• _REQUIRED ACTION_
Nothing but a number should be given: how many lines in the entries below include the string "author".

(Dataset records)

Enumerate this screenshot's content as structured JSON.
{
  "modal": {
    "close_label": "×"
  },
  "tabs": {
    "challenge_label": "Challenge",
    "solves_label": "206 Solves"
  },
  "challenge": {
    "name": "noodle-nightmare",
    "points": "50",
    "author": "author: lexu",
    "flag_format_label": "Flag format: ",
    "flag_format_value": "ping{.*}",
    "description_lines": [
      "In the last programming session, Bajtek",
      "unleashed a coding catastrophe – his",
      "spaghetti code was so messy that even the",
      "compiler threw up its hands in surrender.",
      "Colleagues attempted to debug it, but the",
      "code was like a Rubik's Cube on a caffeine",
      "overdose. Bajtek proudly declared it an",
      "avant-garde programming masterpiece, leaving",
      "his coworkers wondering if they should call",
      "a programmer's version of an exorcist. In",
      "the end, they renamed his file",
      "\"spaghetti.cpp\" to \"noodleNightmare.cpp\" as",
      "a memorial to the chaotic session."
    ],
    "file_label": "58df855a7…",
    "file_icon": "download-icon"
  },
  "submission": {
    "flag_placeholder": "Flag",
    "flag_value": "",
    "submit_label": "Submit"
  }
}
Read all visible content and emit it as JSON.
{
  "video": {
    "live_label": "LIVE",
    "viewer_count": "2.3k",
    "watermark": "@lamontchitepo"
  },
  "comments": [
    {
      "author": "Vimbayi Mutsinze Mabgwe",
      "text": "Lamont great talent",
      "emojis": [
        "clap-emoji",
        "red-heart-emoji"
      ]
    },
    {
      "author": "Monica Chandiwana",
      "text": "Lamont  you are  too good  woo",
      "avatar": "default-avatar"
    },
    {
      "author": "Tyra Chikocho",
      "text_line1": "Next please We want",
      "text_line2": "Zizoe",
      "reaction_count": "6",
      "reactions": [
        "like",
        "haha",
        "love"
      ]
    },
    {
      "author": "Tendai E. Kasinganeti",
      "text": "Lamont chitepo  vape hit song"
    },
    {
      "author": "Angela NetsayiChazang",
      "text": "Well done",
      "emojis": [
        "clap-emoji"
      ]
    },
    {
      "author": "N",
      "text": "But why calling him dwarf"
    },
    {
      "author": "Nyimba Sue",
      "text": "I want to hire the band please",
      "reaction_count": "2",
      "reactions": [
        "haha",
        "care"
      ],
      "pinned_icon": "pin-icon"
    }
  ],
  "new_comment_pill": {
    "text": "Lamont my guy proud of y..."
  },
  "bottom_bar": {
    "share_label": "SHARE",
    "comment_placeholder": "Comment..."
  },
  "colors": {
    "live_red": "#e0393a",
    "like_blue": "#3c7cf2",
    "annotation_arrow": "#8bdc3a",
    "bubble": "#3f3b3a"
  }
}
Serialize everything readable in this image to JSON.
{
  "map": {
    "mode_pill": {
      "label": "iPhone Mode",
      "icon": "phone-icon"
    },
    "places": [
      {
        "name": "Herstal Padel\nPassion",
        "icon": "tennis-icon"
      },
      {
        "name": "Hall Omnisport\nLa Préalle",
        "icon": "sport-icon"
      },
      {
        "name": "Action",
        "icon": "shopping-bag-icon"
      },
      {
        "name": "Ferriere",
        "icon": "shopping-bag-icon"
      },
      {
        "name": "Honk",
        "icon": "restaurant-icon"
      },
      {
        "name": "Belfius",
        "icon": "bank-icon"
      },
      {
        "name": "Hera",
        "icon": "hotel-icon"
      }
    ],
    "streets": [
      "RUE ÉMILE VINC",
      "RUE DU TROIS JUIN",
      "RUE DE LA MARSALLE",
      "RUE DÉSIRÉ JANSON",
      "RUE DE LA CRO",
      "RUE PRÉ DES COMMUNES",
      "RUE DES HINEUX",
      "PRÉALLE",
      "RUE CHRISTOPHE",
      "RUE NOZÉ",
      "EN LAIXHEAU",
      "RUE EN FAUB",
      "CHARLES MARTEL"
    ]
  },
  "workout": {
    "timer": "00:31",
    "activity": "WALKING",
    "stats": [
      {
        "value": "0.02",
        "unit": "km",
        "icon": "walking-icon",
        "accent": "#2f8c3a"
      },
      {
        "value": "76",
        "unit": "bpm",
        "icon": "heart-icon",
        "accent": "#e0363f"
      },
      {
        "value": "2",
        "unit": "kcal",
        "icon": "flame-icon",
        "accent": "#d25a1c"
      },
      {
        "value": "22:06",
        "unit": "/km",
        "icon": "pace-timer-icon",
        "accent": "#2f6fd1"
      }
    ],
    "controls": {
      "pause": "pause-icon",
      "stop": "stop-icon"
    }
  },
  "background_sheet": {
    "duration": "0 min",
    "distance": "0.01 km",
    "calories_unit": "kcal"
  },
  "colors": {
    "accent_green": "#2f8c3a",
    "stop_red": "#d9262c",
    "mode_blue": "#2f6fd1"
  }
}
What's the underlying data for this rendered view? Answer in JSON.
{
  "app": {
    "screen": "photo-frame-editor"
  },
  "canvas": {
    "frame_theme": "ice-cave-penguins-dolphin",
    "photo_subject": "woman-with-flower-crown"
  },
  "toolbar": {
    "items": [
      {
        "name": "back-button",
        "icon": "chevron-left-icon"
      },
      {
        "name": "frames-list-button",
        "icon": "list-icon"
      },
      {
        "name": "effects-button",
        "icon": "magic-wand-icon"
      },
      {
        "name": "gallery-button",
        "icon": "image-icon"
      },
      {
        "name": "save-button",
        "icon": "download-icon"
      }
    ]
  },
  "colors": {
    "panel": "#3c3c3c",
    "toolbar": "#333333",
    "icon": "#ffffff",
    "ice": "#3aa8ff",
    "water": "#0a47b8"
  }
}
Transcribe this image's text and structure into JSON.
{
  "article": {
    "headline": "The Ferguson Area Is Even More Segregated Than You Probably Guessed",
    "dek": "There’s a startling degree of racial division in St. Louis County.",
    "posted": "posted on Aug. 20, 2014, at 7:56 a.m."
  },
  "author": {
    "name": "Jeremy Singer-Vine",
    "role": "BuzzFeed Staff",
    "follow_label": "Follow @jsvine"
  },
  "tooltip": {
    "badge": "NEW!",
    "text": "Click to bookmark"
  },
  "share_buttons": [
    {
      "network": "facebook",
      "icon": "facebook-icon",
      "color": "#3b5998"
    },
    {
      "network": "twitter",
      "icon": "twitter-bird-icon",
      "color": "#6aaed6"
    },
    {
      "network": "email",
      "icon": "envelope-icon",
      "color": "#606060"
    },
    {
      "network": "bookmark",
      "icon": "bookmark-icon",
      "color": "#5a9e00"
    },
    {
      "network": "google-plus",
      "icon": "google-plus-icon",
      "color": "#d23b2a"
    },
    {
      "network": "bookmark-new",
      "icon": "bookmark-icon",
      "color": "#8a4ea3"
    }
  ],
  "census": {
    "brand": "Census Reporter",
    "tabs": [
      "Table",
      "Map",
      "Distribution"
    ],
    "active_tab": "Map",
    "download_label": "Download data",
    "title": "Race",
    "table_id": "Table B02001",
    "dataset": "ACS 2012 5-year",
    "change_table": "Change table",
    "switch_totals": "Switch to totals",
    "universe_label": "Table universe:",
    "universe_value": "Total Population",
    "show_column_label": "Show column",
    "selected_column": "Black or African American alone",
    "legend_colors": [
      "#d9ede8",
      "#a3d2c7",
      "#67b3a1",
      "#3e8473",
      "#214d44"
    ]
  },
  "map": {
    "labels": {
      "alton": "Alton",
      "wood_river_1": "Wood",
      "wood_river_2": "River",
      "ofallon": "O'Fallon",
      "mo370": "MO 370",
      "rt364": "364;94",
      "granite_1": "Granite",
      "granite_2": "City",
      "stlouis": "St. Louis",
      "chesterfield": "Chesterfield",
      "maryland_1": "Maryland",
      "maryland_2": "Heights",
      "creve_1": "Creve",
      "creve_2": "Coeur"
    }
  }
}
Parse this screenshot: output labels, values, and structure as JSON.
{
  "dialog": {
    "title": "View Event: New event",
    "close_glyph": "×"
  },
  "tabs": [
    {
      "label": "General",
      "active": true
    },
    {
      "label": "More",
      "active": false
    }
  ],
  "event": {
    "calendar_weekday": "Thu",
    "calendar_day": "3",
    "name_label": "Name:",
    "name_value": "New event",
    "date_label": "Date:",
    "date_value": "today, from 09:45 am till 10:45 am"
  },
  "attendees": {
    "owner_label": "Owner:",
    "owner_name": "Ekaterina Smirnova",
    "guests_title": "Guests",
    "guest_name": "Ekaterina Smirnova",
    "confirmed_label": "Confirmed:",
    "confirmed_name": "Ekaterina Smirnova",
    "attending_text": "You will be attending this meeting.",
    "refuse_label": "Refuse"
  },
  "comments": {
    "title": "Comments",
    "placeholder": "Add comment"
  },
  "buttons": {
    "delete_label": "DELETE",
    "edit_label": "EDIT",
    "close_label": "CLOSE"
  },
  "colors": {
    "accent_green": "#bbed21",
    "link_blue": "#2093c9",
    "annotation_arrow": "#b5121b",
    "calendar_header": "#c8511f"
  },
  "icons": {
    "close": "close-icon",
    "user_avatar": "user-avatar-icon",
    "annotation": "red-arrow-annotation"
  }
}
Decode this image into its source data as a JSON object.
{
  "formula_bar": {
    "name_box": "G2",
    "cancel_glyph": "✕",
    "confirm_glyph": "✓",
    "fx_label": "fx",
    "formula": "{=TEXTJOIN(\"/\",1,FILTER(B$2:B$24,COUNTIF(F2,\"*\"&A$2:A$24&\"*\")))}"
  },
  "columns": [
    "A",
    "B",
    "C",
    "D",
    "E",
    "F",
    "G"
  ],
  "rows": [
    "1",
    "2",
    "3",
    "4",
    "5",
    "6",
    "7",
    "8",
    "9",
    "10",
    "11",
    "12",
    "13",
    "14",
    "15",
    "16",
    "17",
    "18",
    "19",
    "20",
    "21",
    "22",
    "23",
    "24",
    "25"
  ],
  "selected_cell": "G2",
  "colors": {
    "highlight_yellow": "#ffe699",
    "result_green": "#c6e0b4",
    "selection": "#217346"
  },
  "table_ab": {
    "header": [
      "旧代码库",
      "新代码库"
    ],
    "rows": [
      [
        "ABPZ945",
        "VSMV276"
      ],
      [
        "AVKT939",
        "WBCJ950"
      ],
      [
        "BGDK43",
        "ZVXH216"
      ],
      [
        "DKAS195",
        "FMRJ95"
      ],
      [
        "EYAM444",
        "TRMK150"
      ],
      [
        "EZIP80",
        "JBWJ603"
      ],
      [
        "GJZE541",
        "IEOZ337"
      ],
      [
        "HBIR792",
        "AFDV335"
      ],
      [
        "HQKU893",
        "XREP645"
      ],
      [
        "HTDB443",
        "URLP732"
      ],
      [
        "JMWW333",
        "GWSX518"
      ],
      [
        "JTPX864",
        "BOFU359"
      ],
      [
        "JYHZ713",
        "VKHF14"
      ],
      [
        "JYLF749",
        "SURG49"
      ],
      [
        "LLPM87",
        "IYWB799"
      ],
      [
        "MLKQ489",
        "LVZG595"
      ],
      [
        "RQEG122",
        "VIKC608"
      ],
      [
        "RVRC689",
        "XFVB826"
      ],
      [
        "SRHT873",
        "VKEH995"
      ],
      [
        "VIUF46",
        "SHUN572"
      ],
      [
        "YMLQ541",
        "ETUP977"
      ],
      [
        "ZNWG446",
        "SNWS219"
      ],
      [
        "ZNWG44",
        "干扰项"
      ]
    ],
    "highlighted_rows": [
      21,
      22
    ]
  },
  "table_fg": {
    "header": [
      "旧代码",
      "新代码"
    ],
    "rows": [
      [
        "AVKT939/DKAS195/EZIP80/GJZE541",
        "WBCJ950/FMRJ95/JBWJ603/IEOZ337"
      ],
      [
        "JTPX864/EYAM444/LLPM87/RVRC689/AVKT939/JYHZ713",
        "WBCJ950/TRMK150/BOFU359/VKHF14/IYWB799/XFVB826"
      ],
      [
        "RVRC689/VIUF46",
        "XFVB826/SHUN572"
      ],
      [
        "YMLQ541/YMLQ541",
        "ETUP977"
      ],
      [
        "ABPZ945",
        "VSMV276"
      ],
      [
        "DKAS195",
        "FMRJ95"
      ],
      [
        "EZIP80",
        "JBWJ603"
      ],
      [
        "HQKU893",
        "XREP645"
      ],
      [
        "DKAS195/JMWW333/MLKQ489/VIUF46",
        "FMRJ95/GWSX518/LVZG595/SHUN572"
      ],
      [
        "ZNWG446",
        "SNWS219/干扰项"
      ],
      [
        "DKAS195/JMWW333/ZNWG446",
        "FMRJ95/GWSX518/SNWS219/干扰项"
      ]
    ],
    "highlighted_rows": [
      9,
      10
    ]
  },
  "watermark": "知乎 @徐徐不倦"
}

• _TASK ANSWER_
9